- Work instructions -
Print each record below word for word.

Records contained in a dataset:
◆ ◆ ◆ ◆ ◆ ◆ ◆
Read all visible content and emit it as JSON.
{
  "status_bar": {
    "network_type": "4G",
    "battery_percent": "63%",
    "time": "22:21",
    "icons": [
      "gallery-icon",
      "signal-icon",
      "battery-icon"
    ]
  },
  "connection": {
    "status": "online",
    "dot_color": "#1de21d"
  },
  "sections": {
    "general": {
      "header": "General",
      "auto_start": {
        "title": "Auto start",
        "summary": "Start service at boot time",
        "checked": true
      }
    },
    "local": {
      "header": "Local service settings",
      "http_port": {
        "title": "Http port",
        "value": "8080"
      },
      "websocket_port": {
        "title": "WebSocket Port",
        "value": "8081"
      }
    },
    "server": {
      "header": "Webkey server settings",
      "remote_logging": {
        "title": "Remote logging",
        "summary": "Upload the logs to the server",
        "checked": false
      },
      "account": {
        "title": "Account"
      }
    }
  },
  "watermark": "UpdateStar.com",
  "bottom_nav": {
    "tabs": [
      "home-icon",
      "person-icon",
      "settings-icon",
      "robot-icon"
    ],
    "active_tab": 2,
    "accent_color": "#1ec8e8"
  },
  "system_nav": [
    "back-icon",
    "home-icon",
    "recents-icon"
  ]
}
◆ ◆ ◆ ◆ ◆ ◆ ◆
- Task solution -
Read all visible content and emit it as JSON.
{
  "status_bar": {
    "network_type": "4G",
    "battery_percent": "63%",
    "time": "22:21",
    "icons": [
      "gallery-icon",
      "signal-icon",
      "battery-icon"
    ]
  },
  "connection": {
    "status": "online",
    "dot_color": "#1de21d"
  },
  "sections": {
    "general": {
      "header": "General",
      "auto_start": {
        "title": "Auto start",
        "summary": "Start service at boot time",
        "checked": true
      }
    },
    "local": {
      "header": "Local service settings",
      "http_port": {
        "title": "Http port",
        "value": "8080"
      },
      "websocket_port": {
        "title": "WebSocket Port",
        "value": "8081"
      }
    },
    "server": {
      "header": "Webkey server settings",
      "remote_logging": {
        "title": "Remote logging",
        "summary": "Upload the logs to the server",
        "checked": false
      },
      "account": {
        "title": "Account"
      }
    }
  },
  "watermark": "UpdateStar.com",
  "bottom_nav": {
    "tabs": [
      "home-icon",
      "person-icon",
      "settings-icon",
      "robot-icon"
    ],
    "active_tab": 2,
    "accent_color": "#1ec8e8"
  },
  "system_nav": [
    "back-icon",
    "home-icon",
    "recents-icon"
  ]
}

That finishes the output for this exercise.